Swine Flu Outbreak in Mexico
On April 10, 2009, residents of La Junta in the Mexican state of Chihuahua began noticing a strange creature in their midst. He was very tall and hairy, with two expansive wings and wide, bloodshot eyes. One young student even reported that the creature chased him relentlessly. “Those were 15 minutes of maximum despair,” said the student, who chose to remain anonymous during the interview.
It was during this time that the area began to see a rise in swine flu cases tied to the ongoing 2009 outbreak. Two other witnesses by the names of Angela Mendez and Viviana Ledezma claimed to have heard the creature in an apple orchard near Miñaca Cemetery. Some believers theorize that the creature terrifying the residents of Chihuahua was in fact the Mothman.
So what is the Mothman, really? A monster bent on wreaking destruction on Earth? A supernatural force sent to warn of impending danger? A conflation of various local myths and animal sightings? We may never know for sure, but it’s clear that the fearsome creature is a source of fascination for many, half a century after the first sighting.

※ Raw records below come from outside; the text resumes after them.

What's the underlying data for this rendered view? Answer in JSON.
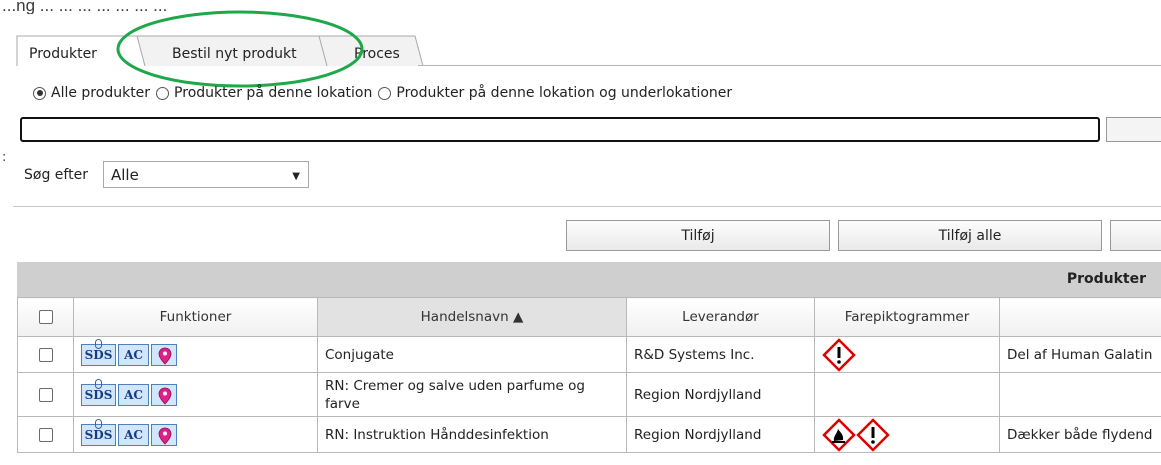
{
  "caption": "...ng ... ... ... ... ... ... ...",
  "tabs": [
    {
      "label": "Produkter"
    },
    {
      "label": "Bestil nyt produkt"
    },
    {
      "label": "Proces"
    }
  ],
  "scope_options": [
    {
      "label": "Alle produkter",
      "checked": true
    },
    {
      "label": "Produkter på denne lokation",
      "checked": false
    },
    {
      "label": "Produkter på denne lokation og underlokationer",
      "checked": false
    }
  ],
  "search": {
    "value": ""
  },
  "filter": {
    "label": "Søg efter",
    "selected": "Alle"
  },
  "actions": {
    "add": "Tilføj",
    "add_all": "Tilføj alle"
  },
  "grid": {
    "title": "Produkter",
    "columns": [
      "Funktioner",
      "Handelsnavn ▲",
      "Leverandør",
      "Farepiktogrammer",
      ""
    ],
    "rows": [
      {
        "name": "Conjugate",
        "supplier": "R&D Systems Inc.",
        "pictograms": [
          "exclamation-mark"
        ],
        "note": "Del af Human Galatin"
      },
      {
        "name": "RN: Cremer og salve uden parfume og farve",
        "supplier": "Region Nordjylland",
        "pictograms": [],
        "note": ""
      },
      {
        "name": "RN: Instruktion Hånddesinfektion",
        "supplier": "Region Nordjylland",
        "pictograms": [
          "flame",
          "exclamation-mark"
        ],
        "note": "Dækker både flydend"
      }
    ]
  },
  "function_icons": {
    "sds": "SDS",
    "ac": "AC",
    "location": "location-pin-icon"
  },
  "colors": {
    "highlight": "#1fa84a",
    "grid_header": "#cfcfcf",
    "icon_bg": "#d2e6fa",
    "ghs_red": "#e00000",
    "pin": "#e0208a"
  }
}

Today, Mothman is the focus of an annual festival in Point Pleasant, and a local museum is also dedicated to the “winged weirdie.” As movies and other pop culture bring attention to Mothman and the sightings of him consequently increase, some are less credible than others … but the events in Point Pleasant remain as compelling and mysterious for Mothman believers as ever.